An isolated reserve, home to around 1,300 people and accessible only by fly-in, played host to a highly unusual Royal visit last week as part of the Wessex’s tour of Canada.
The Countess of Wessex made a two-day visit to Kitchenuhmaykoosib Inninuwug First Nation (KI) last Thursday, in an attempt to rebuild bonds between the Royal Family and Canada’s aboriginal community.
The reserve is located in northern Ontario, around 370 miles north of Thunder Bay, and struggles with poor housing, unemployment, drug addiction and inadequate education facilities. The Countess travelled with other VIPs, including Ontario Premier Kathleen Wynne; Lieutenant Governor-designate Elizabeth Dowdeswell; Ruth Ann Onley, wife of the lieutenant governor, David Onley and Vicki Heyman, wife of the U.S. ambassador to Canada. Sophie met with the elders in a traditional teepee, shared a community feast of freshly caught wild game and fish and was served a traditional field breakfast by members of the Canadian Rangers; a military reserve unit which is composed largely of aboriginals living in the north.
Speaking of the highly unusual visit, the Chief of the KI, Donny Morris, told The National Post:
“We are just trying to grasp it now. The last time anyone came here from the Crown was in 1929 when we signed our treaty. To have someone from the Royal Family, representing that, reliving that, I think that’s what we’re excited about — somebody actually coming here 85 years after we signed the treaty with the Crown.”
The reserve was granted such status in 1929, as part of an adhesion of the James Bay Treaty. The treaty was originally established in July 1905, between the government of Canada in the name of King Edward VII and the various First Nations in Northern Ontario.
The Countess described her short visit as ” moving, enlightening and uplifting” adding that “it is clear that many of these communities are in need of support separate from activities that are government led to allow them to prosper.”
Speaking to students and staff at Nipissing University on Friday 19th, Sophie said:
“It’s my hope that following our visit to KI there will be further opportunities which will arise where we’ve made work to replicate the good examples more widely, perhaps bringing existing organisations together to explore what more can be done not only in KI but with many other aboriginal communities.”
The Deputy Chief of the band, Darryl Sainnawap, spoke to The National Post about the Countess’s visit beforehand, saying
“I just want it to be a successful visit, a memorable one for our visitors and … to have them gain a better understanding of who we are, to help build a better future. That’s where my heart is.” “It’s about reconciliation and gaining a better understanding of each other. What better way than to have people come live in our homes, to share our strength, our challenges and our history and just teach them about who we are,” he added.

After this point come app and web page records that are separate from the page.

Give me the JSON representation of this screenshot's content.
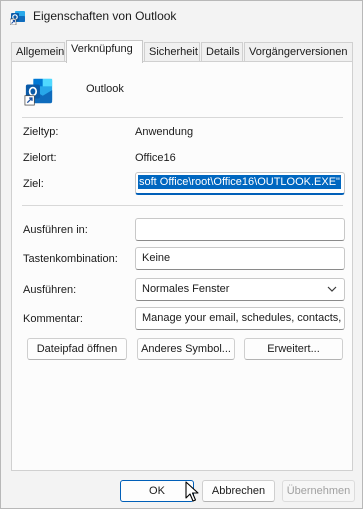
{
  "window": {
    "title": "Eigenschaften von Outlook"
  },
  "tabs": [
    {
      "label": "Allgemein"
    },
    {
      "label": "Verknüpfung"
    },
    {
      "label": "Sicherheit"
    },
    {
      "label": "Details"
    },
    {
      "label": "Vorgängerversionen"
    }
  ],
  "active_tab": "Verknüpfung",
  "app": {
    "name": "Outlook"
  },
  "info": {
    "zieltyp_label": "Zieltyp:",
    "zieltyp_value": "Anwendung",
    "zielort_label": "Zielort:",
    "zielort_value": "Office16"
  },
  "target": {
    "label": "Ziel:",
    "value": "soft Office\\root\\Office16\\OUTLOOK.EXE\""
  },
  "fields": {
    "ausfuehren_in_label": "Ausführen in:",
    "ausfuehren_in_value": "",
    "tastenkombination_label": "Tastenkombination:",
    "tastenkombination_value": "Keine",
    "ausfuehren_label": "Ausführen:",
    "ausfuehren_value": "Normales Fenster",
    "kommentar_label": "Kommentar:",
    "kommentar_value": "Manage your email, schedules, contacts, ar"
  },
  "panel_buttons": {
    "dateipfad": "Dateipfad öffnen",
    "anderes_symbol": "Anderes Symbol...",
    "erweitert": "Erweitert..."
  },
  "dialog_buttons": {
    "ok": "OK",
    "abbrechen": "Abbrechen",
    "uebernehmen": "Übernehmen"
  },
  "colors": {
    "accent": "#005fb8",
    "selection": "#0067c0",
    "outlook_blue": "#0f6cbd"
  },
  "icons": [
    "outlook-shortcut-icon",
    "outlook-app-icon",
    "chevron-down-icon",
    "mouse-cursor-icon"
  ]
}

Due to accommodation restraints, many of the delegation slept in community members’ homes, although the Countess stayed in one of the queen-sized beds at the reserve’s small inn; The Sunset Lodge.
As part of their tour, The Earl of Wessex undertook separate engagements in British Columbia and Saskatchewan. Sophie’s first international tour was to Canada in 2000, a year after she married Prince Edward. She holds honorary titles with two Canadian military units, as Colonel-in-Chief of the South Alberta Light horse and the Lincoln and Welland Regiment.